Data Modeler Jobs – Information Technology Team
Liberty Mutual Jobs
Liberty Mutual is looking for Data Modelers to join the Information Technology Team in the Seacoast Area of New Hampshire. Watch this video to learn more about a Data Modeler job with Liberty Mutual.
Data Modeler Jobs with Liberty Mutual
Recognized by Business Week Magazine as one of the best places to launch a career, Liberty Mutual is a Fortune 500 company with the breadth, depth and financial security you can count on. For more than 95 years Liberty Mutual’s purpose has been to help people live safer, more secure lives. The Information Technology division at Liberty Mutual presents outstanding opportunities to work on exciting and emerging technologies. It also presents the opportunity to work with great people, many of whom are leaders in their technology fields. Opportunities currently exist for experienced Data Modelers to join the Information Technology Team.
In this role, you’ll design and develop data models based on user and project requirements. You’ll translate business requirements into tangible data requirements through collaborative work with business partners and information management architects. Qualified candidates should have an understanding of both transactional and analytical database design concepts. You should have hands-on experience with forward and reverse engineering, and experience with industry modeling tools like CA Erwin Model Manager. A bachelor’s degree in Computer Science or a related field is required. Advance your IT career at Liberty Mutual!

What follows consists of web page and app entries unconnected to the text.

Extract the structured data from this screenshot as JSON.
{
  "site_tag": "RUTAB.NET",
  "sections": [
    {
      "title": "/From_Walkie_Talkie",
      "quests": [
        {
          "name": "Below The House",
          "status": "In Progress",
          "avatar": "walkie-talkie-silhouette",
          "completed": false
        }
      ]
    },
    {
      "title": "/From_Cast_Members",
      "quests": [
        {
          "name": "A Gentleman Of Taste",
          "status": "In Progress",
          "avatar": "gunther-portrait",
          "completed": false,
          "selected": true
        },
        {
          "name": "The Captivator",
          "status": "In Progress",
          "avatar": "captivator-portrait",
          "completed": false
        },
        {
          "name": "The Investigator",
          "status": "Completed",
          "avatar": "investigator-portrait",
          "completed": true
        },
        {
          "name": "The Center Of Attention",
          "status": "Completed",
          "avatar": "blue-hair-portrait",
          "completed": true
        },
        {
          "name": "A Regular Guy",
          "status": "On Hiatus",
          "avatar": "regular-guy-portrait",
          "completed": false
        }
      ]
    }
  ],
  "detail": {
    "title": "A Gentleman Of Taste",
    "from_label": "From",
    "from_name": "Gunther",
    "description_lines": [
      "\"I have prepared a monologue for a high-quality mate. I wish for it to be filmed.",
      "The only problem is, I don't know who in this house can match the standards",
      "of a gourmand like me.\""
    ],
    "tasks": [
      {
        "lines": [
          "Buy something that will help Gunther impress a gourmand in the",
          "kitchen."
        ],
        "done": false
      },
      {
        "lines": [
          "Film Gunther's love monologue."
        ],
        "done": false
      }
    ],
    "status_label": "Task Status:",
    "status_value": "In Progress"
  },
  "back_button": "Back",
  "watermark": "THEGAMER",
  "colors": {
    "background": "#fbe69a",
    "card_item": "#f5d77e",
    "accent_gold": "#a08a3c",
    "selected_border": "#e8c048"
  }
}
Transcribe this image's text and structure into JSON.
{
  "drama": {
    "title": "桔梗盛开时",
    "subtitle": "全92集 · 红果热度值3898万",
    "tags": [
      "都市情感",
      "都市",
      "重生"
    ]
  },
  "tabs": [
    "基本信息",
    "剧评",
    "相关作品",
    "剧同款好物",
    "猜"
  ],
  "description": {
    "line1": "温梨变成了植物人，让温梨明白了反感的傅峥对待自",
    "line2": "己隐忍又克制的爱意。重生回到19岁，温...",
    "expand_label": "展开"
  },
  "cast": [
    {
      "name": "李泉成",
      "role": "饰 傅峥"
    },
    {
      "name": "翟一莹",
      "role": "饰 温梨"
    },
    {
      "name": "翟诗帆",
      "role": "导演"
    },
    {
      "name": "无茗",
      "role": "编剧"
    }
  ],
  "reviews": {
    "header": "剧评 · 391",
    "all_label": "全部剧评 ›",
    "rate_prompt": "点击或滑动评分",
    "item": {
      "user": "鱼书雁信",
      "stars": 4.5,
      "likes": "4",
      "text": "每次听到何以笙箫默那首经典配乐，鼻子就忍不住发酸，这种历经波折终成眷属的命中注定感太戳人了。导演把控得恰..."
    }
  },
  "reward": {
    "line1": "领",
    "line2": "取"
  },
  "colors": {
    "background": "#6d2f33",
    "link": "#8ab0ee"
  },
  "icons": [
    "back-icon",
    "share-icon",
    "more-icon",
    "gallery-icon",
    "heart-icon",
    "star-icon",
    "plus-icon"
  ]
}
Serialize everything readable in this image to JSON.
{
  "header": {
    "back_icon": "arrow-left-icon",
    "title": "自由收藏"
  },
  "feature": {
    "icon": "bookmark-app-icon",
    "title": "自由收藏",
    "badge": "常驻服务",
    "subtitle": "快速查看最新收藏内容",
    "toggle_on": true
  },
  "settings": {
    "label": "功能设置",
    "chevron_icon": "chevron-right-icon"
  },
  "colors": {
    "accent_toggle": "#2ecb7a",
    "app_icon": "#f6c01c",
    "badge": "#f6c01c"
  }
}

What is Data Modeling?
Data modeling is a way to structure and organize data so it can be used easily by databases. Unstructured data can be found in word processing documents, email messages, audio or video files, and design programs. Data modeling doesn't want these "ugly" data; rather, data modeling wants data that is all made up in a nice, neat package for processing by a database. So in a way, data modeling is concerned with how the data looks. Data modeling is routinely used in conjunction with a database management system. Data that has been modeled and made ready for this system can be identified in various ways, such as according to what they represent or how they relate to other data. The idea is to make data as presentable as possible, so analysis and integration can be done with as little effort as necessary.
We can also think of data modeling as instructions for building a database. Concentrate on the word model, and you'll get what we're going after here. To make a "pretty" database, you will want to follow a model as a means toward your desired end. For example, if you want to analyze how many people in a given congressional district voted in the last election, you will naturally want to include a column for which party each person voted for. That kind of analysis will be valuable to members of all political parties, and it is the kind of detail that you can build into the database from the ground up, instructing the database management system to include that column of information in the resulting database. If you wanted to analyze that information specifically but didn't include a column for it in your database, you'd spend lots of time collating the data — effort that would not be necessary if you had followed the data model in the first place. Data modeling is therefore a very important skill to implement when building databases.